Have you ever had a vague memory, which triggered a physical reaction in your body? An example I experienced is when I met a man who wore an aftershave like the one a college boyfriend had. Before I could identify the boyfriend or the smell’s association, I had a flutter in my heart. It momentarily brought me back to the carefree time I spent as a college student. This is what we call an implicit memory. It is a memory that is held in the body, not just the brain.
Implicit memories can be of negative events, like a parent’s tone of voice or facial expression in reprimand. They can also be of positive events, like a soothing memory, such as a mother’s touch or hug. With a talented and sensitive therapist, these implicit memories can be enormously beneficial in therapy.
When exploring the mind in therapy, brain cells fire. When brain cells fire, neurons also activate in the body. The nervous system releases sensations throughout such as a lump in the throat or a lightness in the chest. Those sensations, while occurring concurrently with other information, are often ignored. The armature of the nervous system processes information in feedback loops classifying data into two types of memory — explicit memory and implicit memory.
Explicit memory refers to memories organized with sequential coding to facilitate their conscious retrieval. Implicit memory is retained through ‘clues’ of bodily sensations, not consciously organized. The act of recalling sensations creates new information and encodes the memory in a more explicit format.
In implicit memory, details of events remain fuzzy. However, paying attention to those sensations opens the door to revealing valuable “puzzle” pieces. Implicit memories often have high emotional content associated with them. When associated with high levels of arousal, a trained therapist will utilize tools to calm the arousal system. Gently and methodically exploring the information — while utilizing calming skills with a trusted human — allows us to build stepping stones to new memories.
Deep healing occurs when harnessing awareness of the body in the process of soothing emotional and mental pain. Mental well-being unfolds when with awareness, we invite information to be “digested” with gentleness.
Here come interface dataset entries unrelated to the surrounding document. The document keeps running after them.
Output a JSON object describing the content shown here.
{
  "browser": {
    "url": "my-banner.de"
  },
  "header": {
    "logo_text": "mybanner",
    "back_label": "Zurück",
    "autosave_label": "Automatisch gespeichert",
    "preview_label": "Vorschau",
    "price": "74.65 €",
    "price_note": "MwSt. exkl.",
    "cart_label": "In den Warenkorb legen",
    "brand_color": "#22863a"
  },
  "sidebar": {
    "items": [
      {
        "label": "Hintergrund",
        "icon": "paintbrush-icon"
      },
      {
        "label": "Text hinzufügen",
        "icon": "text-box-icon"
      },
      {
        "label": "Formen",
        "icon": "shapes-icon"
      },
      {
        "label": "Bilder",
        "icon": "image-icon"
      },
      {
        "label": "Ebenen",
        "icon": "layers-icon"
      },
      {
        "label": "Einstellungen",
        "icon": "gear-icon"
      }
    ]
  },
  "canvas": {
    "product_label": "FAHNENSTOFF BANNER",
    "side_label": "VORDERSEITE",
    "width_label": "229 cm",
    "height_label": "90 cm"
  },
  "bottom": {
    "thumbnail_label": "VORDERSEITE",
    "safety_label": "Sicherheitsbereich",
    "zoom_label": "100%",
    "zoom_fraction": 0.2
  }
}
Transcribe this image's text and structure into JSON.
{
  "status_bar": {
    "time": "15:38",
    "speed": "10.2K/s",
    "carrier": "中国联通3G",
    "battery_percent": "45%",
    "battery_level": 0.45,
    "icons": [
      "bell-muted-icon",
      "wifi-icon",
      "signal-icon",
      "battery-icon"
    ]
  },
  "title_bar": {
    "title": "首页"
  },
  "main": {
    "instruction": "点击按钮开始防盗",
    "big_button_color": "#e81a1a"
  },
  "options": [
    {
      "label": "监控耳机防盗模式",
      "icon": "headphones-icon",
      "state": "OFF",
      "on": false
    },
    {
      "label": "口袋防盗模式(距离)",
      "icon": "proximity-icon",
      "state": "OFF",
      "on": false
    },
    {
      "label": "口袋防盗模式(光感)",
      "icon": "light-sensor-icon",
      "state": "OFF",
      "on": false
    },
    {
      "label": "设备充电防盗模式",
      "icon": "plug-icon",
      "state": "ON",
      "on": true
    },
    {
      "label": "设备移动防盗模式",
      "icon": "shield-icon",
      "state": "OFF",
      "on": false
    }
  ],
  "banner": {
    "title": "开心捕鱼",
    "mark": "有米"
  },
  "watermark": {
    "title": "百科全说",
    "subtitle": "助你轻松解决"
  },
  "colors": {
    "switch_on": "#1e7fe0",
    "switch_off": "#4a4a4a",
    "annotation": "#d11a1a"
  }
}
Awareness is a uniquely human capacity. Awareness coupled with soothing skills forges new pathways, somatically and emotionally thereby opening the door to new choices. This awareness creates new memories and tools that the client can utilize outside of therapy.
Awareness of the body, the heart, and the mind brings about psychological growth.